Glossary terms in Microsoft Purview are case sensitive and allow white space. The following shows a poorly executed example of implementing glossary terms and demonstrates the confusion caused:

Screenshot that shows searching duplicated glossary terms.

As a best practice it always best to: Plan, search, and strictly follow standards. The following shows an approach that is better thought out and greatly reduces confusion between glossary terms:

Another example of a duplicated glossary terms.

Recommendations for deploying glossary term templates

When building new term templates in Microsoft Purview, review the following considerations:

  • Term templates are used to add custom attributes to glossary terms.
  • By default, Microsoft Purview offers several out-of-the-box term attributes such as Name, Nick Name, Status, Definition, Acronym, Resources, Related terms, Synonyms, Stewards, Experts, and Parent term, which are found in the "System Default" template.
  • Default attributes cannot be edited or deleted.
  • Custom attributes extend beyond default attributes, allowing the data curators to add more descriptive details to each term to completely describe the term in the organization.
  • As a reminder, Microsoft Purview stores only meta-data. Attributes should describe the meta-data; not the data itself.
  • Keep definition simple. If there are custom metrics or formulas these could easily be added as an attribute.
  • A term must include at least default attributes. When building new glossary terms if you use custom templates, other attributes that are included in the custom template are expected for the given term.

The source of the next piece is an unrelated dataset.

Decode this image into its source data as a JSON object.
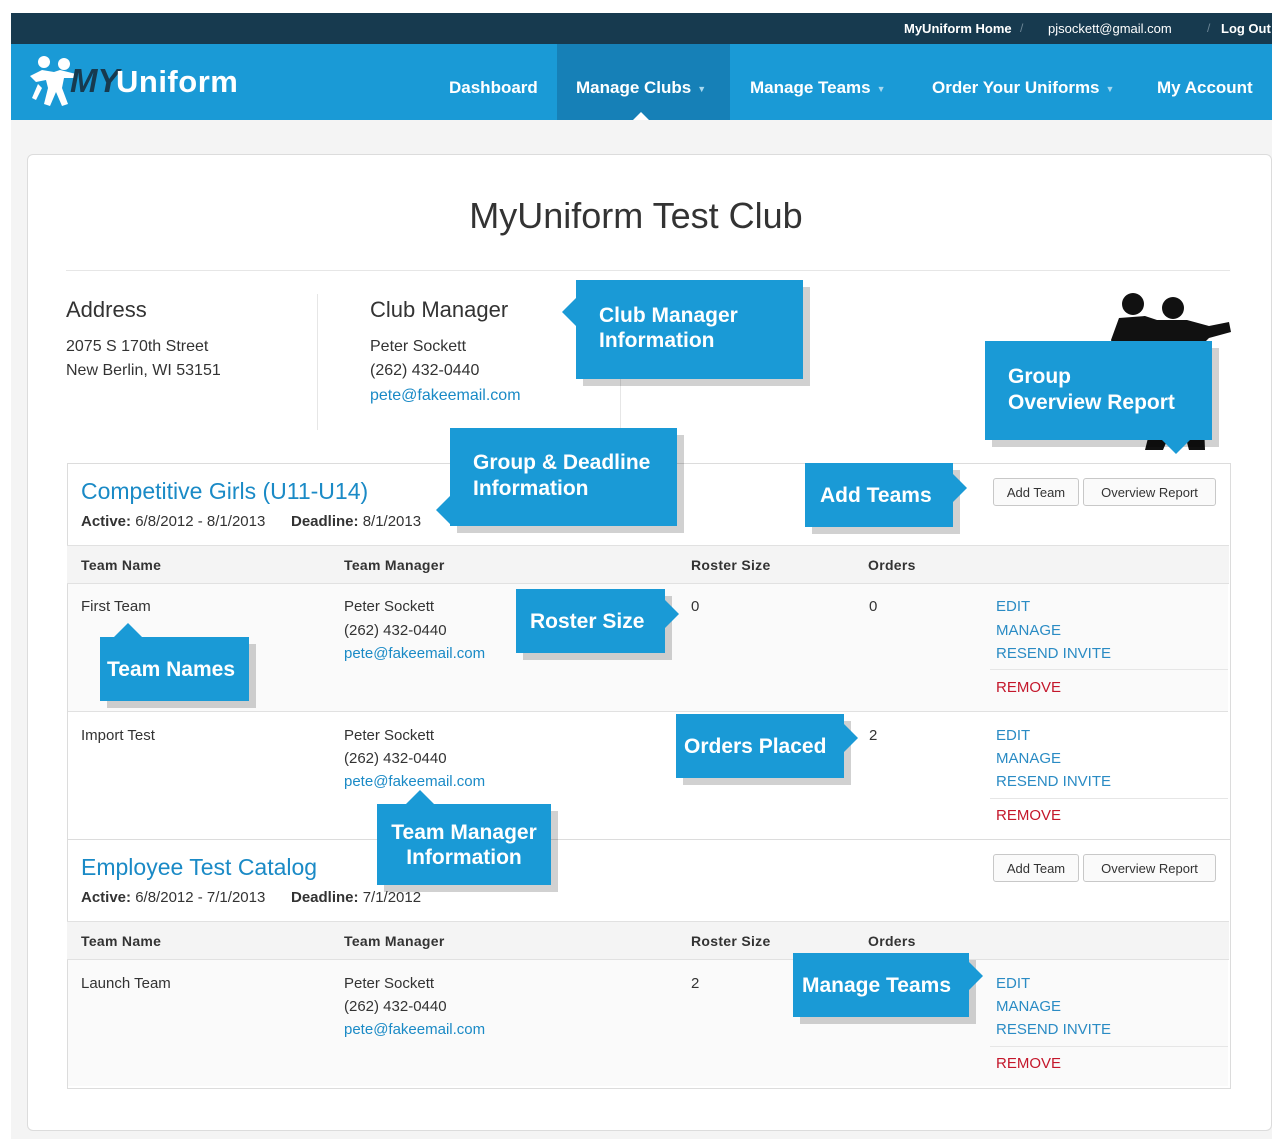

Recommendations for importing glossary terms from term templates

  • Terms may be imported with the "System default" or custom template.
  • When importing terms, use the sample .CSV file to guide you. This can save hours of frustration.
  • When importing terms from a .CSV file, be sure that terms already existing in Microsoft Purview are intended to be updated. When using the import feature, Microsoft Purview will overwrite existing terms.
  • Before importing terms, test the import in a lab environment to ensure that no unexpected results occur, such as duplicate terms.
  • The email address for Stewards and Experts should be the primary address of the user from the Azure Active Directory group. Alternate email, user principal name and non-Azure Active Directory emails are not yet supported.
  • Glossary terms provide fours status: Draft, Approved, Expired, Alert. Draft is not officially implemented, Approved is official/stand/approved for production, Expired means should no longer be used, Alert need to pay more attention. For more information, see Create, import, and export glossary terms

Recommendations for exporting glossary terms

Exporting terms may be useful in Microsoft Purview account to account, Backup, or Disaster Recovery scenarios. Exporting terms in the Microsoft Purview governance portal must be done one term template at a time. Choosing terms from multiple templates will disable the "Export terms" button. As a best practice, using the "Term template" filter before bulk selecting will make the export process quick.

Glossary Management

Recommendations for assigning terms to assets

  • While classifications and sensitivity labels are applied to assets automatically by the system based on classification rules, glossary terms are not applied automatically.
  • Similar to classifications, glossary terms can be mapped to assets at the asset level or scheme level.
  • In Microsoft Purview, terms can be added to assets in different ways:
    • Manually, using the Microsoft Purview governance portal.
    • Using Bulk Edit mode to update up to 25 assets, using the Microsoft Purview governance portal.
    • Curated Code using the Atlas API.
  • Use Bulk Edit Mode when assigning terms manually. This feature allows a curator to assign glossary terms, owners, experts, classifications and certified in bulk based on selected items from a search result. Multiple searches can be chained by selecting objects in the results. The Bulk Edit will apply to all selected objects. Be sure to clear the selections after the bulk edit has been performed.
  • Other bulk edit operations can be performed by using the Atlas API. An example would be using the API to add descriptions or other custom properties to assets in bulk programmatically.

Next steps